-- Dataset content follows --

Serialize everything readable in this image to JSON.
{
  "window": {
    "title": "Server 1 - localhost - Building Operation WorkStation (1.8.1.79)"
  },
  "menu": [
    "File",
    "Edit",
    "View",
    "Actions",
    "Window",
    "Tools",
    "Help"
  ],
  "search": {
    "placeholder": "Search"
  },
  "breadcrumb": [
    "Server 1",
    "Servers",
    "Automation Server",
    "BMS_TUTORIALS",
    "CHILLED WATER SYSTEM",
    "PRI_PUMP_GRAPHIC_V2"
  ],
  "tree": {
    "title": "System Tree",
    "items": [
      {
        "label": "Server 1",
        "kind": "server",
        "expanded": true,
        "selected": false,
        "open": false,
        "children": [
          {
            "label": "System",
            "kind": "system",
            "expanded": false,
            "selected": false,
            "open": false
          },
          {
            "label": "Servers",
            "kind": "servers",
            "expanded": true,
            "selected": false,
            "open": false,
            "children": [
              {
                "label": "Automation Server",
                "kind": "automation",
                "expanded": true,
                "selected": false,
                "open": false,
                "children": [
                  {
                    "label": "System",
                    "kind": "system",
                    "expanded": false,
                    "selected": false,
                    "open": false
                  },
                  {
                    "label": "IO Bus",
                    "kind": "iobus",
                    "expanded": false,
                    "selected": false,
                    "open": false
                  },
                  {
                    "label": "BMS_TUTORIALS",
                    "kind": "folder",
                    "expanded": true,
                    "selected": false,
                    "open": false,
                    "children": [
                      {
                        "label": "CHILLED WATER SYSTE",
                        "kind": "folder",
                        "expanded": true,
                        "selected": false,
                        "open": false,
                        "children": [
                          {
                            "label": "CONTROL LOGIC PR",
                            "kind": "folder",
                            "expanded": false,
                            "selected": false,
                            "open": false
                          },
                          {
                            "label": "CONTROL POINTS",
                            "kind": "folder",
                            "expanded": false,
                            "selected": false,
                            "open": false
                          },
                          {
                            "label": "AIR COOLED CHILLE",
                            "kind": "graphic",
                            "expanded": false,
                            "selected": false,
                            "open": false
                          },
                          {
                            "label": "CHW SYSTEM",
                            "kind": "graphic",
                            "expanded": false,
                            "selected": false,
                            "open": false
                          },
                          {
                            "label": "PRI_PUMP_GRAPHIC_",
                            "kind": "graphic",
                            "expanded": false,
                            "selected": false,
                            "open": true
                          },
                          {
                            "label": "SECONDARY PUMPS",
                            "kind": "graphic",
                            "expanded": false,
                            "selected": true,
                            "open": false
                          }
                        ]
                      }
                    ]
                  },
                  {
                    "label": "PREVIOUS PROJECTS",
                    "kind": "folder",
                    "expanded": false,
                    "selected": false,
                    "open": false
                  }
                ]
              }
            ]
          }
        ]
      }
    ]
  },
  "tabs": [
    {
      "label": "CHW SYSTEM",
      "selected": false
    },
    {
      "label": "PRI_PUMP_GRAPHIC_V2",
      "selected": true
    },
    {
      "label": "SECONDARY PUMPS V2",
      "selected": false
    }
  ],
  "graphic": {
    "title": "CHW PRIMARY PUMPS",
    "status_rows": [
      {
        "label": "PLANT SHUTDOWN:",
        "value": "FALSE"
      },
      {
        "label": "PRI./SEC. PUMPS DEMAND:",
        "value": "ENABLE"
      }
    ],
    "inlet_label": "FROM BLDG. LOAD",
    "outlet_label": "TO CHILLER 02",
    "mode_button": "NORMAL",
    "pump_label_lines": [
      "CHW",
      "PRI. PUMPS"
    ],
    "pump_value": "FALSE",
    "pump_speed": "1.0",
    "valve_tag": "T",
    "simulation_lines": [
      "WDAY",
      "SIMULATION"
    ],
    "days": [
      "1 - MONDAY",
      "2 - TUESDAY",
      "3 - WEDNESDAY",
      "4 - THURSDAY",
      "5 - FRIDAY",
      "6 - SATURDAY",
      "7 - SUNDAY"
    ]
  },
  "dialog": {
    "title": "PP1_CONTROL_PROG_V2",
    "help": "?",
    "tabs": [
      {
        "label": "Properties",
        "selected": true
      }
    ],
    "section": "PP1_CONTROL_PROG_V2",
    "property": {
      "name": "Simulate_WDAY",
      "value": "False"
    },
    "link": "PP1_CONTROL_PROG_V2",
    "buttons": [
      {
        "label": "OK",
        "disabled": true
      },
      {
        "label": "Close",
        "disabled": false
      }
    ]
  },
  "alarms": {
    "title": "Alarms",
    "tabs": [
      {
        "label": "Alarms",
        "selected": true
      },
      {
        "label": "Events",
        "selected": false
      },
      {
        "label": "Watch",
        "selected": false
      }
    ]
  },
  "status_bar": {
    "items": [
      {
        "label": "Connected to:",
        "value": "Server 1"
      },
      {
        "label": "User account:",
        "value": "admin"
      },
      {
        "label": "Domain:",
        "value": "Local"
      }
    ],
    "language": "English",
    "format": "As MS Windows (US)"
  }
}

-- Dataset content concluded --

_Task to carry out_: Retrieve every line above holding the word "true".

_Problem solution_:
        "expanded": true,
            "expanded": true,
                "expanded": true,
                    "expanded": true,
                        "expanded": true,
                            "open": true
                            "selected": true,
      "selected": true
        "selected": true
        "disabled": true
        "selected": true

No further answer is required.